This field is mysterious. Presumably, you need some connections at places like the Rand Corporation or Brookings. A graduate degree in a field with demand for private research (like, say, a PhD in Middle Eastern studies) might help your chances.
The best way to author nonfiction books may be to become an experienced journalist or academic (see above). You might also choose to head off into some uncharted wilderness and attempt to pen a travel narrative about it, although this can be hard to do well and originally.
Fiction writer wannabes sometimes go on to arts schools, where they earn MFA (Master in Fine Arts) degrees, although these are expensive.
If you're talented, the best thing to do might be to find a day job to pay your expenses, and write on the side, submitting small pieces to obscure magazines at first, and working your way up.
A growing number of programs are driving increased attention to teaching as a post-graduation path for CC and SEAS students. These include Teach for America, Math for America, and the New York Teaching Fellows.

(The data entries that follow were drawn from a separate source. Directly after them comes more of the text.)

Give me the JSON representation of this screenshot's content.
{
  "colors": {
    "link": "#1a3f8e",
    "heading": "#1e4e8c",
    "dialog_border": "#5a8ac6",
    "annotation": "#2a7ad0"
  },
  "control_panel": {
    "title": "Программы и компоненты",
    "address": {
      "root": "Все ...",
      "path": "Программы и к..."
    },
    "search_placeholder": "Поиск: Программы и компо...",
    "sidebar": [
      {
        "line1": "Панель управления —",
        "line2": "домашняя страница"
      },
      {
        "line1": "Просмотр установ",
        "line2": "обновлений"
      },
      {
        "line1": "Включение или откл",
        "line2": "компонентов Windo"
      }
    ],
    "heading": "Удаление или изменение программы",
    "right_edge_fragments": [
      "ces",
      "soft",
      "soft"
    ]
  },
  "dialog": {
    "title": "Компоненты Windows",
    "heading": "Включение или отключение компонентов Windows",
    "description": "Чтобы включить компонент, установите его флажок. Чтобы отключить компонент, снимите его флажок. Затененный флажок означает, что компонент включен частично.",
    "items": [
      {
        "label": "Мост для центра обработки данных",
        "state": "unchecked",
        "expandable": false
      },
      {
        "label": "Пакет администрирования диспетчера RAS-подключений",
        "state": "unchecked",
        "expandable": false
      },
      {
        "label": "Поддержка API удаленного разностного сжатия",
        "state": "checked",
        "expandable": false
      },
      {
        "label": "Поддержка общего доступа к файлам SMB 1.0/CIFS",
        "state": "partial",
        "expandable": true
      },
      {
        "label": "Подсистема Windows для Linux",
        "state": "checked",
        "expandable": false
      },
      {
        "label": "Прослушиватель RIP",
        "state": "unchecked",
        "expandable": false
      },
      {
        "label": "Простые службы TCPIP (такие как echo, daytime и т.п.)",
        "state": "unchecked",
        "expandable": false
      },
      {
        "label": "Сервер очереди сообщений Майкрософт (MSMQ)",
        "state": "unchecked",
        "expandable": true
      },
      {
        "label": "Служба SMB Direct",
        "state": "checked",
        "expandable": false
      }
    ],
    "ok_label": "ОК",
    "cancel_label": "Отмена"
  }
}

Teaching English abroad is an attractive option, since all it ostensibly requires is knowledge of the language and a BA (note to CC students: it helps to keep the English translation of yours handy). The most prestigious, or least sketchy programs will have higher barriers, though. Popular good bets include the worldwide English teaching scholarships from Fulbright, the Japanese government's JET program, or the French government's teaching assistants program. Other programs may be expensive, and still others may require a certification test like the TEFL or CELTA. Commercial language schools almost always require such certifications, and can be quite dodgy.